Exercise requirements: Nothing in the data should be left out or altered when it is retyped.

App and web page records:
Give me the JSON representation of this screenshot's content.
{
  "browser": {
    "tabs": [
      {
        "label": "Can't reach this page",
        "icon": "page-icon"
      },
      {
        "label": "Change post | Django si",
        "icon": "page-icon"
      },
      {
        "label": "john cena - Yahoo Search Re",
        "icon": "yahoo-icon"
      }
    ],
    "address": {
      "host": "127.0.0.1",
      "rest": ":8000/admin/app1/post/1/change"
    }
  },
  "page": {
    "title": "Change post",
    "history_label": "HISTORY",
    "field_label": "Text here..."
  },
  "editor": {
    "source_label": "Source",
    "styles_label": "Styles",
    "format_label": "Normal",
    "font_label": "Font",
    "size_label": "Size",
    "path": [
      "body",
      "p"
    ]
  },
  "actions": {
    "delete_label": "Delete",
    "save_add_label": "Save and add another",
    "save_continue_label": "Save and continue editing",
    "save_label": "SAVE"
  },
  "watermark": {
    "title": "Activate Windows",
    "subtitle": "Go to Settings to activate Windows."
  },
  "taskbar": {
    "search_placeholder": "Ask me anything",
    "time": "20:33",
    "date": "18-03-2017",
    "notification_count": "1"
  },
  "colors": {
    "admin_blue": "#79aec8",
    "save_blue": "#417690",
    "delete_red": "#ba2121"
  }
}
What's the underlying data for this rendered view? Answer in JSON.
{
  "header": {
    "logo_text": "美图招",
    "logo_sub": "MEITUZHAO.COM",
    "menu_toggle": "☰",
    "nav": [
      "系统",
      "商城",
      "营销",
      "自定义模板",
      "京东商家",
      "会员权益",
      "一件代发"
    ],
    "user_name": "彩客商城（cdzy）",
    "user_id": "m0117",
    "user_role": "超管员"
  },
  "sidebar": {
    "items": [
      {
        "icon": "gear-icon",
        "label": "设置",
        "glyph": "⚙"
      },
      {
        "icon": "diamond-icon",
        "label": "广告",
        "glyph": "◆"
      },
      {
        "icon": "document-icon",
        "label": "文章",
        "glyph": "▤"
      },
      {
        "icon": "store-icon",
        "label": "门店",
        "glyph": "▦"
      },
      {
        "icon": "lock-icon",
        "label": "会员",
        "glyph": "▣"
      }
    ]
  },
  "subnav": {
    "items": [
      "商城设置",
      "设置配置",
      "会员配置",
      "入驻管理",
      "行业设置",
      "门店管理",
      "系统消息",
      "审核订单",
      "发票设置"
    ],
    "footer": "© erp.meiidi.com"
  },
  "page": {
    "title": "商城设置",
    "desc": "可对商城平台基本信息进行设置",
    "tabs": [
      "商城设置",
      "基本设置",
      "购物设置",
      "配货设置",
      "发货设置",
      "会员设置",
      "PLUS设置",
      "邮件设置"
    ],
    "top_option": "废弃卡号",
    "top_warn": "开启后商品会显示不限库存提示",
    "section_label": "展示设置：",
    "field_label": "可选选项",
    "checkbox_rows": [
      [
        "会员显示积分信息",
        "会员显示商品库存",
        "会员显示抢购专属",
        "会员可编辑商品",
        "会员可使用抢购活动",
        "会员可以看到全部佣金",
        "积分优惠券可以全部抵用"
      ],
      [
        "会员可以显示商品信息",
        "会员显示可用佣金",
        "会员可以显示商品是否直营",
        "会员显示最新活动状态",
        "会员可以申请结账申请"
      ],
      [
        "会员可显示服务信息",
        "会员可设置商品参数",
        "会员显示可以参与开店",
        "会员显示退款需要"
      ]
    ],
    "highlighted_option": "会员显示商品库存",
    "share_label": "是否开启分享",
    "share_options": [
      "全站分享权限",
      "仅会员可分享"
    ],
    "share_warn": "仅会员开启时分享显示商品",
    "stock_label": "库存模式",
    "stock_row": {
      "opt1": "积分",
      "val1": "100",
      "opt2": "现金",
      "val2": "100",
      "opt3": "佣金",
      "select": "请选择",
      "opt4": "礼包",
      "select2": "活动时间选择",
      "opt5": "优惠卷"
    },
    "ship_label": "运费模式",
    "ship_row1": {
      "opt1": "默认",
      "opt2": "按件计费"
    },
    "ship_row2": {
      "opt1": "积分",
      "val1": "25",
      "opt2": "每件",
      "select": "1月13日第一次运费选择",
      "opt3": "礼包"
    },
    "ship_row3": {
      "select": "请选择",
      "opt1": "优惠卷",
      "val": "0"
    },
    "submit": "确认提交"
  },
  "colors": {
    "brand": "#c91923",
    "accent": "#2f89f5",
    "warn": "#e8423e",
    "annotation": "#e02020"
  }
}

Exercise output:
Give me the JSON representation of this screenshot's content.
{
  "browser": {
    "tabs": [
      {
        "label": "Can't reach this page",
        "icon": "page-icon"
      },
      {
        "label": "Change post | Django si",
        "icon": "page-icon"
      },
      {
        "label": "john cena - Yahoo Search Re",
        "icon": "yahoo-icon"
      }
    ],
    "address": {
      "host": "127.0.0.1",
      "rest": ":8000/admin/app1/post/1/change"
    }
  },
  "page": {
    "title": "Change post",
    "history_label": "HISTORY",
    "field_label": "Text here..."
  },
  "editor": {
    "source_label": "Source",
    "styles_label": "Styles",
    "format_label": "Normal",
    "font_label": "Font",
    "size_label": "Size",
    "path": [
      "body",
      "p"
    ]
  },
  "actions": {
    "delete_label": "Delete",
    "save_add_label": "Save and add another",
    "save_continue_label": "Save and continue editing",
    "save_label": "SAVE"
  },
  "watermark": {
    "title": "Activate Windows",
    "subtitle": "Go to Settings to activate Windows."
  },
  "taskbar": {
    "search_placeholder": "Ask me anything",
    "time": "20:33",
    "date": "18-03-2017",
    "notification_count": "1"
  },
  "colors": {
    "admin_blue": "#79aec8",
    "save_blue": "#417690",
    "delete_red": "#ba2121"
  }
}
What's the underlying data for this rendered view? Answer in JSON.
{
  "header": {
    "logo_text": "美图招",
    "logo_sub": "MEITUZHAO.COM",
    "menu_toggle": "☰",
    "nav": [
      "系统",
      "商城",
      "营销",
      "自定义模板",
      "京东商家",
      "会员权益",
      "一件代发"
    ],
    "user_name": "彩客商城（cdzy）",
    "user_id": "m0117",
    "user_role": "超管员"
  },
  "sidebar": {
    "items": [
      {
        "icon": "gear-icon",
        "label": "设置",
        "glyph": "⚙"
      },
      {
        "icon": "diamond-icon",
        "label": "广告",
        "glyph": "◆"
      },
      {
        "icon": "document-icon",
        "label": "文章",
        "glyph": "▤"
      },
      {
        "icon": "store-icon",
        "label": "门店",
        "glyph": "▦"
      },
      {
        "icon": "lock-icon",
        "label": "会员",
        "glyph": "▣"
      }
    ]
  },
  "subnav": {
    "items": [
      "商城设置",
      "设置配置",
      "会员配置",
      "入驻管理",
      "行业设置",
      "门店管理",
      "系统消息",
      "审核订单",
      "发票设置"
    ],
    "footer": "© erp.meiidi.com"
  },
  "page": {
    "title": "商城设置",
    "desc": "可对商城平台基本信息进行设置",
    "tabs": [
      "商城设置",
      "基本设置",
      "购物设置",
      "配货设置",
      "发货设置",
      "会员设置",
      "PLUS设置",
      "邮件设置"
    ],
    "top_option": "废弃卡号",
    "top_warn": "开启后商品会显示不限库存提示",
    "section_label": "展示设置：",
    "field_label": "可选选项",
    "checkbox_rows": [
      [
        "会员显示积分信息",
        "会员显示商品库存",
        "会员显示抢购专属",
        "会员可编辑商品",
        "会员可使用抢购活动",
        "会员可以看到全部佣金",
        "积分优惠券可以全部抵用"
      ],
      [
        "会员可以显示商品信息",
        "会员显示可用佣金",
        "会员可以显示商品是否直营",
        "会员显示最新活动状态",
        "会员可以申请结账申请"
      ],
      [
        "会员可显示服务信息",
        "会员可设置商品参数",
        "会员显示可以参与开店",
        "会员显示退款需要"
      ]
    ],
    "highlighted_option": "会员显示商品库存",
    "share_label": "是否开启分享",
    "share_options": [
      "全站分享权限",
      "仅会员可分享"
    ],
    "share_warn": "仅会员开启时分享显示商品",
    "stock_label": "库存模式",
    "stock_row": {
      "opt1": "积分",
      "val1": "100",
      "opt2": "现金",
      "val2": "100",
      "opt3": "佣金",
      "select": "请选择",
      "opt4": "礼包",
      "select2": "活动时间选择",
      "opt5": "优惠卷"
    },
    "ship_label": "运费模式",
    "ship_row1": {
      "opt1": "默认",
      "opt2": "按件计费"
    },
    "ship_row2": {
      "opt1": "积分",
      "val1": "25",
      "opt2": "每件",
      "select": "1月13日第一次运费选择",
      "opt3": "礼包"
    },
    "ship_row3": {
      "select": "请选择",
      "opt1": "优惠卷",
      "val": "0"
    },
    "submit": "确认提交"
  },
  "colors": {
    "brand": "#c91923",
    "accent": "#2f89f5",
    "warn": "#e8423e",
    "annotation": "#e02020"
  }
}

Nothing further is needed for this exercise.